What you will do:
The response must reproduce exactly every line of the material below holding the word "icon".
Start of Excerpted data
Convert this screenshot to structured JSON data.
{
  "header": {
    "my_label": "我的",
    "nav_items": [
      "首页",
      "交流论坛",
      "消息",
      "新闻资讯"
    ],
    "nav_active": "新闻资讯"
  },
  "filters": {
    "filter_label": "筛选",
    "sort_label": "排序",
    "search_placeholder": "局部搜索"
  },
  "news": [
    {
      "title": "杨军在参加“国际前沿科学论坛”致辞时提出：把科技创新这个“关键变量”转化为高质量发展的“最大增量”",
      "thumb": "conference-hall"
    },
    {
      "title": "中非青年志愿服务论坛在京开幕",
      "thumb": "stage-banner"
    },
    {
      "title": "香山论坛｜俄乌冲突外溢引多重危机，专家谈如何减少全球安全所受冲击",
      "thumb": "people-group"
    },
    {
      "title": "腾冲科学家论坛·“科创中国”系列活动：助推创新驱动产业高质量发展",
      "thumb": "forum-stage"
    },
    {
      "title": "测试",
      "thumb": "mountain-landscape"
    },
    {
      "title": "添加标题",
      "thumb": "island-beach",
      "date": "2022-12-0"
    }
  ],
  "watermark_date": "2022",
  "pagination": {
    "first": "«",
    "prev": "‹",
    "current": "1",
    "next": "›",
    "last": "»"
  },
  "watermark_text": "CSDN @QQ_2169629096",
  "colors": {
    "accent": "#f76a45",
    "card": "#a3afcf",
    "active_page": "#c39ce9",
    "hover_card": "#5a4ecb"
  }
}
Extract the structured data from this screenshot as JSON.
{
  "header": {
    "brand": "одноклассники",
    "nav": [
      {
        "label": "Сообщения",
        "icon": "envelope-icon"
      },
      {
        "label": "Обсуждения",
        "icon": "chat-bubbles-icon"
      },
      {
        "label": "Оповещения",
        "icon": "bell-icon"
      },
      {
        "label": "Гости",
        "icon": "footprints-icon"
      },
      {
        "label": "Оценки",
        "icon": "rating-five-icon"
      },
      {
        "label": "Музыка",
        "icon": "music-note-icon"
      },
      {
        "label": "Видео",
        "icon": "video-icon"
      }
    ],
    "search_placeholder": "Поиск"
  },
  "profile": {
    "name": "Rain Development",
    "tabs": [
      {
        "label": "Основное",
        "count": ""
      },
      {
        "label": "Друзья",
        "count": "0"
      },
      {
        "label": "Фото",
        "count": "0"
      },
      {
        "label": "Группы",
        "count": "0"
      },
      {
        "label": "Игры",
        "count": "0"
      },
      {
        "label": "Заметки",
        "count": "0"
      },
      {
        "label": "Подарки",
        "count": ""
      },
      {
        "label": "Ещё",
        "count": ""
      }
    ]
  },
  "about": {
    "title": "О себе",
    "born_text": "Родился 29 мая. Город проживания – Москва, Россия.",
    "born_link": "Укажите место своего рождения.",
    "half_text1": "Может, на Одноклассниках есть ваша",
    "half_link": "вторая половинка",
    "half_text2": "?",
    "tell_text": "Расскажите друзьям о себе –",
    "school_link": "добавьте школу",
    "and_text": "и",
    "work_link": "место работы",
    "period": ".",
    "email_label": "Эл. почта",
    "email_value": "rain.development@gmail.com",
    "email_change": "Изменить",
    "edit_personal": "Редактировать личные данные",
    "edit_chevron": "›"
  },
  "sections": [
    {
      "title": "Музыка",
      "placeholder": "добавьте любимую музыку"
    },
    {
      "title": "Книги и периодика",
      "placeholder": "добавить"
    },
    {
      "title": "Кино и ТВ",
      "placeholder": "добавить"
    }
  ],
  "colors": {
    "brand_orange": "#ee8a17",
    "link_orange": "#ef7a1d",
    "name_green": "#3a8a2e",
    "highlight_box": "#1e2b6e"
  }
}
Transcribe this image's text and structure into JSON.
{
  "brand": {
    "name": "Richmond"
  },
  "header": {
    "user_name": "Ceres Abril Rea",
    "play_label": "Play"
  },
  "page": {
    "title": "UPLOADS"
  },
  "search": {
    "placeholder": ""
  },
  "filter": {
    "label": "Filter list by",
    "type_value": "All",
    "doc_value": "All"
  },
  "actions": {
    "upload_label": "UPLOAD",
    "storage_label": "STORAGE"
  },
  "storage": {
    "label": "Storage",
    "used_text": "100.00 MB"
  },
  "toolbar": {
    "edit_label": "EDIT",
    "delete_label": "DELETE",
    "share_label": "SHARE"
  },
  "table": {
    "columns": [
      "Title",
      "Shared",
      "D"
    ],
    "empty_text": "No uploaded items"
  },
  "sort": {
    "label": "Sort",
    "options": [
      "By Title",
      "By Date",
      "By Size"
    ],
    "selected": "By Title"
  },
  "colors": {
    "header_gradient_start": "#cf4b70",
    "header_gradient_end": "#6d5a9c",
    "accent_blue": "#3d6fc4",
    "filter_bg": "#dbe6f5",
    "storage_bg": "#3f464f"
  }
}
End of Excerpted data
Written reply:
        "icon": "envelope-icon"
        "icon": "chat-bubbles-icon"
        "icon": "bell-icon"
        "icon": "footprints-icon"
        "icon": "rating-five-icon"
        "icon": "music-note-icon"
        "icon": "video-icon"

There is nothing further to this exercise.